- [WHAT YOU WILL DO]
Once the pictures are set aside, repeat all of the data below exactly.

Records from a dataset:
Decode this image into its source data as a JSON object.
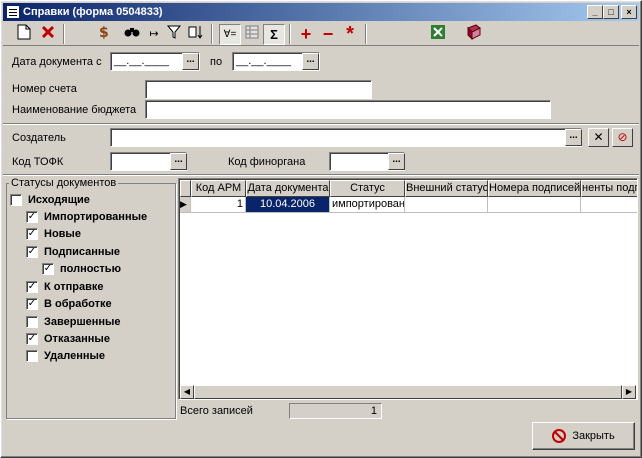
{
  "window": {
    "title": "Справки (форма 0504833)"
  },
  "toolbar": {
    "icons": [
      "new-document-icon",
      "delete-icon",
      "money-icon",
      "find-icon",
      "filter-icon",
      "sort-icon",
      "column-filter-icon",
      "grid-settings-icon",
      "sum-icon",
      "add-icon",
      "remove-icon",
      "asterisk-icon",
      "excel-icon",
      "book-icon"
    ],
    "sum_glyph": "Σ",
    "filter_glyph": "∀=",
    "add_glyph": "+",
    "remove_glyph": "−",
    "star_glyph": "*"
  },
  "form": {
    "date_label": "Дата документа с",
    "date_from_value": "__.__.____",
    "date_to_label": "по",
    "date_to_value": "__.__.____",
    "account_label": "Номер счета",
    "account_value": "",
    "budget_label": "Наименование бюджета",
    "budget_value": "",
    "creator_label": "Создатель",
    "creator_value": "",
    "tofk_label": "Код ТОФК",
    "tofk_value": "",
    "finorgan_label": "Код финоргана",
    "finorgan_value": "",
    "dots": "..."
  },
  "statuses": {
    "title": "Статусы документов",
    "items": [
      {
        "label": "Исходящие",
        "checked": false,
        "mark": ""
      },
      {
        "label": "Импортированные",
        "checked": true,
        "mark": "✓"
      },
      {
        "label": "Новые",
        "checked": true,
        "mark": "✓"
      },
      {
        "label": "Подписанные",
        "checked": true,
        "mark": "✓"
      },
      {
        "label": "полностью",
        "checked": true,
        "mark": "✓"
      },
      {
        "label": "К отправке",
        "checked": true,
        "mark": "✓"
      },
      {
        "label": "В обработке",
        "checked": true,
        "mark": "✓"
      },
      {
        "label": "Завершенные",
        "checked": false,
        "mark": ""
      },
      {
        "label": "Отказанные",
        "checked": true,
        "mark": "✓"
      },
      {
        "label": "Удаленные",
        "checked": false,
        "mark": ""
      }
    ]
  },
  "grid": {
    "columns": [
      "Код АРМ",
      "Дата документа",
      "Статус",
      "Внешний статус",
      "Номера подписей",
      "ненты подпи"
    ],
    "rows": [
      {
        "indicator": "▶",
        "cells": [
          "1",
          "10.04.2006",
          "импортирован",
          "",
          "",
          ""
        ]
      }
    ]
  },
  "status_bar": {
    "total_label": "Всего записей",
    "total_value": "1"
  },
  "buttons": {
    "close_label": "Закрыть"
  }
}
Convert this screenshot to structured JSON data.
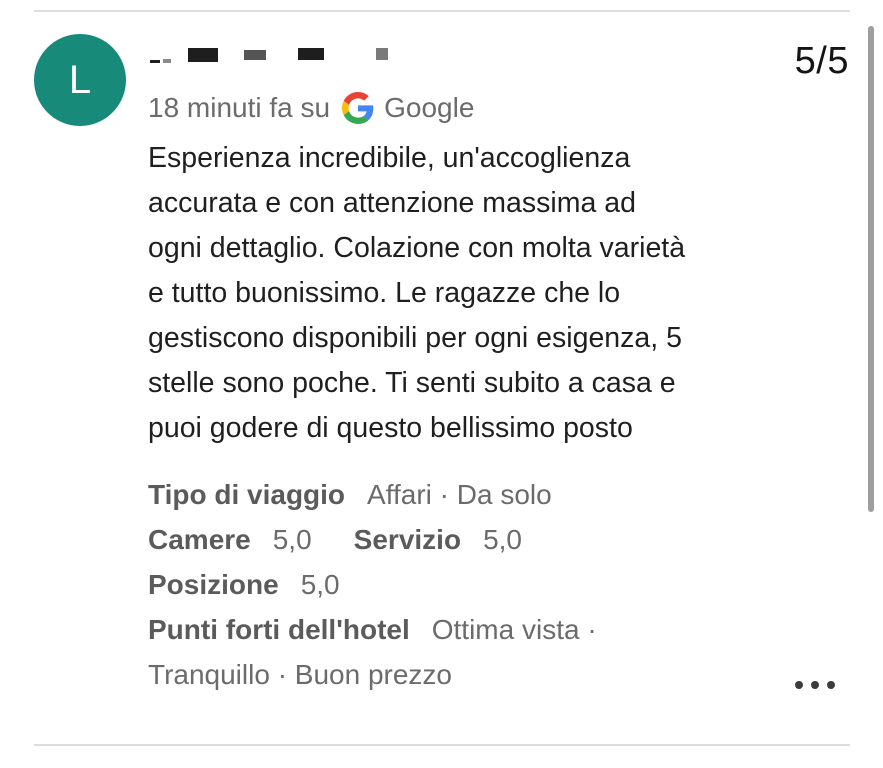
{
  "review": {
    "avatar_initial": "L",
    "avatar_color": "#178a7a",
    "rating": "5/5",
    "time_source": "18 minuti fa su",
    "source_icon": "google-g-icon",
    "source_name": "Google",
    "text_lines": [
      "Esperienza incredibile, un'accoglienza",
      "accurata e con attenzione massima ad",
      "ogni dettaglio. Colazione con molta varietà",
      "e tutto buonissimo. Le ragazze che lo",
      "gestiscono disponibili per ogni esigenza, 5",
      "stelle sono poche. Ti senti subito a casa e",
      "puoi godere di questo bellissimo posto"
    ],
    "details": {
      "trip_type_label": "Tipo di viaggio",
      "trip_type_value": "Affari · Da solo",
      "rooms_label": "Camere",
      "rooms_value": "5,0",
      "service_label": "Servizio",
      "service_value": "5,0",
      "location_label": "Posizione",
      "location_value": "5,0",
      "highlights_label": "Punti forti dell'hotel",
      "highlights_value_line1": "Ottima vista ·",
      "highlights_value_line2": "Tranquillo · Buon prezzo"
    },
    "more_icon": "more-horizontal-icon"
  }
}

- [WRITTEN SOLUTION]
Decode this image into its source data as a JSON object.
{
  "window": {
    "title": "Справки (форма 0504833)"
  },
  "toolbar": {
    "icons": [
      "new-document-icon",
      "delete-icon",
      "money-icon",
      "find-icon",
      "filter-icon",
      "sort-icon",
      "column-filter-icon",
      "grid-settings-icon",
      "sum-icon",
      "add-icon",
      "remove-icon",
      "asterisk-icon",
      "excel-icon",
      "book-icon"
    ],
    "sum_glyph": "Σ",
    "filter_glyph": "∀=",
    "add_glyph": "+",
    "remove_glyph": "−",
    "star_glyph": "*"
  },
  "form": {
    "date_label": "Дата документа с",
    "date_from_value": "__.__.____",
    "date_to_label": "по",
    "date_to_value": "__.__.____",
    "account_label": "Номер счета",
    "account_value": "",
    "budget_label": "Наименование бюджета",
    "budget_value": "",
    "creator_label": "Создатель",
    "creator_value": "",
    "tofk_label": "Код ТОФК",
    "tofk_value": "",
    "finorgan_label": "Код финоргана",
    "finorgan_value": "",
    "dots": "..."
  },
  "statuses": {
    "title": "Статусы документов",
    "items": [
      {
        "label": "Исходящие",
        "checked": false,
        "mark": ""
      },
      {
        "label": "Импортированные",
        "checked": true,
        "mark": "✓"
      },
      {
        "label": "Новые",
        "checked": true,
        "mark": "✓"
      },
      {
        "label": "Подписанные",
        "checked": true,
        "mark": "✓"
      },
      {
        "label": "полностью",
        "checked": true,
        "mark": "✓"
      },
      {
        "label": "К отправке",
        "checked": true,
        "mark": "✓"
      },
      {
        "label": "В обработке",
        "checked": true,
        "mark": "✓"
      },
      {
        "label": "Завершенные",
        "checked": false,
        "mark": ""
      },
      {
        "label": "Отказанные",
        "checked": true,
        "mark": "✓"
      },
      {
        "label": "Удаленные",
        "checked": false,
        "mark": ""
      }
    ]
  },
  "grid": {
    "columns": [
      "Код АРМ",
      "Дата документа",
      "Статус",
      "Внешний статус",
      "Номера подписей",
      "ненты подпи"
    ],
    "rows": [
      {
        "indicator": "▶",
        "cells": [
          "1",
          "10.04.2006",
          "импортирован",
          "",
          "",
          ""
        ]
      }
    ]
  },
  "status_bar": {
    "total_label": "Всего записей",
    "total_value": "1"
  },
  "buttons": {
    "close_label": "Закрыть"
  }
}
Convert this screenshot to structured JSON data.
{
  "review": {
    "avatar_initial": "L",
    "avatar_color": "#178a7a",
    "rating": "5/5",
    "time_source": "18 minuti fa su",
    "source_icon": "google-g-icon",
    "source_name": "Google",
    "text_lines": [
      "Esperienza incredibile, un'accoglienza",
      "accurata e con attenzione massima ad",
      "ogni dettaglio. Colazione con molta varietà",
      "e tutto buonissimo. Le ragazze che lo",
      "gestiscono disponibili per ogni esigenza, 5",
      "stelle sono poche. Ti senti subito a casa e",
      "puoi godere di questo bellissimo posto"
    ],
    "details": {
      "trip_type_label": "Tipo di viaggio",
      "trip_type_value": "Affari · Da solo",
      "rooms_label": "Camere",
      "rooms_value": "5,0",
      "service_label": "Servizio",
      "service_value": "5,0",
      "location_label": "Posizione",
      "location_value": "5,0",
      "highlights_label": "Punti forti dell'hotel",
      "highlights_value_line1": "Ottima vista ·",
      "highlights_value_line2": "Tranquillo · Buon prezzo"
    },
    "more_icon": "more-horizontal-icon"
  }
}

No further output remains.